The trek across the Antarctic ice sheet is a long, hazardous, and costly journey for scientific researchers working in the world’s most remote location. Astronomers, geologists, and biologists regularly spend much of their field season and over 70% of their hard-earned grant money on logistical support – an intricate choreography of supply planes, snowmobiles, and tractors meant to move gear to where it needs to be.
One of the most significant time sinks is the crevasse-detection process, which involves a massive snowcat tractor treading its way slowly across the ice. As Laura Ray, a Professor of Engineering at Dartmouth College, describes it, a 6-meter long pole extends from the front of the vehicle with a ground penetrating radar (GPR) instrument at its end. As the driver inches forward, the system surveys the subsurface like a metal detector-wielding beachcomber tentatively looking for buried treasure. Sitting nearby is a technician, eyes glued to a screen that displays the GPR data in real time. Inch by inch, data streams across the monitor: if the look-out thinks it indicates a crevasse, she has two seconds to press an emergency stop button. Making the right choice could be the difference between smooth passage and a costly, time-consuming, dangerous crash.
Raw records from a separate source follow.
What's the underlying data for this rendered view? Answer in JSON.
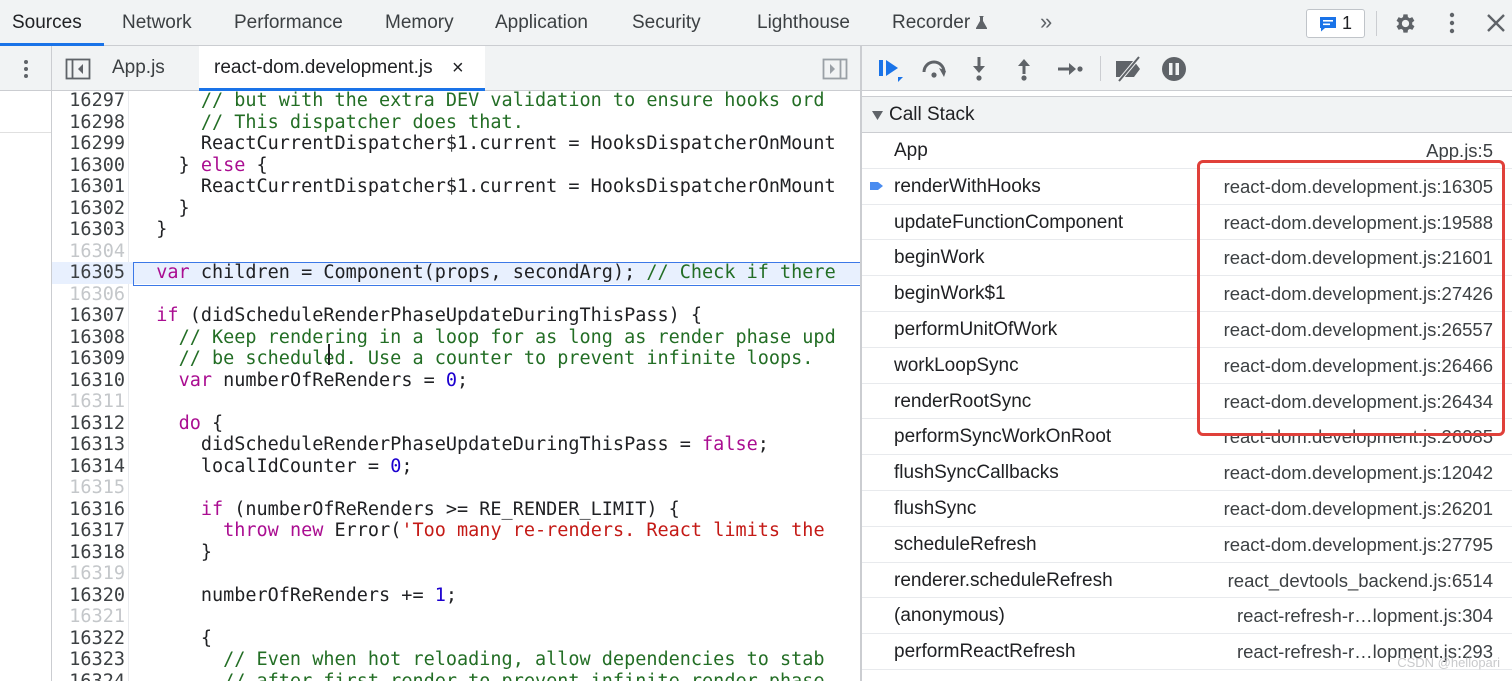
{
  "top_tabs": [
    "Sources",
    "Network",
    "Performance",
    "Memory",
    "Application",
    "Security",
    "Lighthouse",
    "Recorder"
  ],
  "more_tabs_label": "»",
  "issues_count": "1",
  "icons": {
    "recorder": "flask-icon",
    "issues": "message-icon",
    "settings": "gear-icon",
    "more": "kebab-icon",
    "close": "close-icon",
    "navigator": "toggle-navigator-icon",
    "debugger": "toggle-debugger-icon",
    "resume": "resume-icon",
    "step_over": "step-over-icon",
    "step_into": "step-into-icon",
    "step_out": "step-out-icon",
    "step": "step-icon",
    "deactivate_breakpoints": "deactivate-breakpoints-icon",
    "pause_on_exceptions": "pause-on-exceptions-icon"
  },
  "colors": {
    "accent": "#1a73e8",
    "comment": "#236e25",
    "keyword": "#aa0d91",
    "number": "#1c00cf",
    "string": "#c41a16",
    "highlight_box": "#e0403a"
  },
  "file_tabs": [
    "App.js",
    "react-dom.development.js"
  ],
  "file_tab_close": "×",
  "code": {
    "current_line": "16305",
    "lines": [
      {
        "n": "16297",
        "faded": false,
        "tokens": [
          [
            "      ",
            ""
          ],
          [
            "// but with the extra DEV validation to ensure hooks ord",
            "cm"
          ]
        ]
      },
      {
        "n": "16298",
        "faded": false,
        "tokens": [
          [
            "      ",
            ""
          ],
          [
            "// This dispatcher does that.",
            "cm"
          ]
        ]
      },
      {
        "n": "16299",
        "faded": false,
        "tokens": [
          [
            "      ReactCurrentDispatcher$1.current = HooksDispatcherOnMount",
            ""
          ]
        ]
      },
      {
        "n": "16300",
        "faded": false,
        "tokens": [
          [
            "    } ",
            ""
          ],
          [
            "else",
            "kw"
          ],
          [
            " {",
            ""
          ]
        ]
      },
      {
        "n": "16301",
        "faded": false,
        "tokens": [
          [
            "      ReactCurrentDispatcher$1.current = HooksDispatcherOnMount",
            ""
          ]
        ]
      },
      {
        "n": "16302",
        "faded": false,
        "tokens": [
          [
            "    }",
            ""
          ]
        ]
      },
      {
        "n": "16303",
        "faded": false,
        "tokens": [
          [
            "  }",
            ""
          ]
        ]
      },
      {
        "n": "16304",
        "faded": true,
        "tokens": [
          [
            "",
            ""
          ]
        ]
      },
      {
        "n": "16305",
        "faded": false,
        "tokens": [
          [
            "  ",
            ""
          ],
          [
            "var",
            "kw"
          ],
          [
            " children = Component(props, secondArg); ",
            ""
          ],
          [
            "// Check if there",
            "cm"
          ]
        ]
      },
      {
        "n": "16306",
        "faded": true,
        "tokens": [
          [
            "",
            ""
          ]
        ]
      },
      {
        "n": "16307",
        "faded": false,
        "tokens": [
          [
            "  ",
            ""
          ],
          [
            "if",
            "kw"
          ],
          [
            " (didScheduleRenderPhaseUpdateDuringThisPass) {",
            ""
          ]
        ]
      },
      {
        "n": "16308",
        "faded": false,
        "tokens": [
          [
            "    ",
            ""
          ],
          [
            "// Keep rendering in a loop for as long as render phase upd",
            "cm"
          ]
        ]
      },
      {
        "n": "16309",
        "faded": false,
        "tokens": [
          [
            "    ",
            ""
          ],
          [
            "// be scheduled. Use a counter to prevent infinite loops.",
            "cm"
          ]
        ]
      },
      {
        "n": "16310",
        "faded": false,
        "tokens": [
          [
            "    ",
            ""
          ],
          [
            "var",
            "kw"
          ],
          [
            " numberOfReRenders = ",
            ""
          ],
          [
            "0",
            "nu"
          ],
          [
            ";",
            ""
          ]
        ]
      },
      {
        "n": "16311",
        "faded": true,
        "tokens": [
          [
            "",
            ""
          ]
        ]
      },
      {
        "n": "16312",
        "faded": false,
        "tokens": [
          [
            "    ",
            ""
          ],
          [
            "do",
            "kw"
          ],
          [
            " {",
            ""
          ]
        ]
      },
      {
        "n": "16313",
        "faded": false,
        "tokens": [
          [
            "      didScheduleRenderPhaseUpdateDuringThisPass = ",
            ""
          ],
          [
            "false",
            "kw"
          ],
          [
            ";",
            ""
          ]
        ]
      },
      {
        "n": "16314",
        "faded": false,
        "tokens": [
          [
            "      localIdCounter = ",
            ""
          ],
          [
            "0",
            "nu"
          ],
          [
            ";",
            ""
          ]
        ]
      },
      {
        "n": "16315",
        "faded": true,
        "tokens": [
          [
            "",
            ""
          ]
        ]
      },
      {
        "n": "16316",
        "faded": false,
        "tokens": [
          [
            "      ",
            ""
          ],
          [
            "if",
            "kw"
          ],
          [
            " (numberOfReRenders >= RE_RENDER_LIMIT) {",
            ""
          ]
        ]
      },
      {
        "n": "16317",
        "faded": false,
        "tokens": [
          [
            "        ",
            ""
          ],
          [
            "throw",
            "kw"
          ],
          [
            " ",
            ""
          ],
          [
            "new",
            "kw"
          ],
          [
            " Error(",
            ""
          ],
          [
            "'Too many re-renders. React limits the",
            "st"
          ]
        ]
      },
      {
        "n": "16318",
        "faded": false,
        "tokens": [
          [
            "      }",
            ""
          ]
        ]
      },
      {
        "n": "16319",
        "faded": true,
        "tokens": [
          [
            "",
            ""
          ]
        ]
      },
      {
        "n": "16320",
        "faded": false,
        "tokens": [
          [
            "      numberOfReRenders += ",
            ""
          ],
          [
            "1",
            "nu"
          ],
          [
            ";",
            ""
          ]
        ]
      },
      {
        "n": "16321",
        "faded": true,
        "tokens": [
          [
            "",
            ""
          ]
        ]
      },
      {
        "n": "16322",
        "faded": false,
        "tokens": [
          [
            "      {",
            ""
          ]
        ]
      },
      {
        "n": "16323",
        "faded": false,
        "tokens": [
          [
            "        ",
            ""
          ],
          [
            "// Even when hot reloading, allow dependencies to stab",
            "cm"
          ]
        ]
      },
      {
        "n": "16324",
        "faded": false,
        "tokens": [
          [
            "        ",
            ""
          ],
          [
            "// after first render to prevent infinite render phase",
            "cm"
          ]
        ]
      }
    ]
  },
  "call_stack": {
    "title": "Call Stack",
    "frames": [
      {
        "name": "App",
        "location": "App.js:5",
        "current": false
      },
      {
        "name": "renderWithHooks",
        "location": "react-dom.development.js:16305",
        "current": true
      },
      {
        "name": "updateFunctionComponent",
        "location": "react-dom.development.js:19588",
        "current": false
      },
      {
        "name": "beginWork",
        "location": "react-dom.development.js:21601",
        "current": false
      },
      {
        "name": "beginWork$1",
        "location": "react-dom.development.js:27426",
        "current": false
      },
      {
        "name": "performUnitOfWork",
        "location": "react-dom.development.js:26557",
        "current": false
      },
      {
        "name": "workLoopSync",
        "location": "react-dom.development.js:26466",
        "current": false
      },
      {
        "name": "renderRootSync",
        "location": "react-dom.development.js:26434",
        "current": false
      },
      {
        "name": "performSyncWorkOnRoot",
        "location": "react-dom.development.js:26085",
        "current": false
      },
      {
        "name": "flushSyncCallbacks",
        "location": "react-dom.development.js:12042",
        "current": false
      },
      {
        "name": "flushSync",
        "location": "react-dom.development.js:26201",
        "current": false
      },
      {
        "name": "scheduleRefresh",
        "location": "react-dom.development.js:27795",
        "current": false
      },
      {
        "name": "renderer.scheduleRefresh",
        "location": "react_devtools_backend.js:6514",
        "current": false
      },
      {
        "name": "(anonymous)",
        "location": "react-refresh-r…lopment.js:304",
        "current": false
      },
      {
        "name": "performReactRefresh",
        "location": "react-refresh-r…lopment.js:293",
        "current": false
      }
    ]
  },
  "watermark": "CSDN @hellopari"
}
It’s an important and likely life-saving program – one born from frightening mishaps – but it soaks up a lot of time. “It’s tedious and tiring,” says Ray, “and there are few people that do it well.”
Extreme conditions, long hours, and tedium: just the job for a robot. Ray and her colleagues have spent years developing such a tool, and the latest edition of the Yeti autonomous vehicle offers important financial and scientific benefits.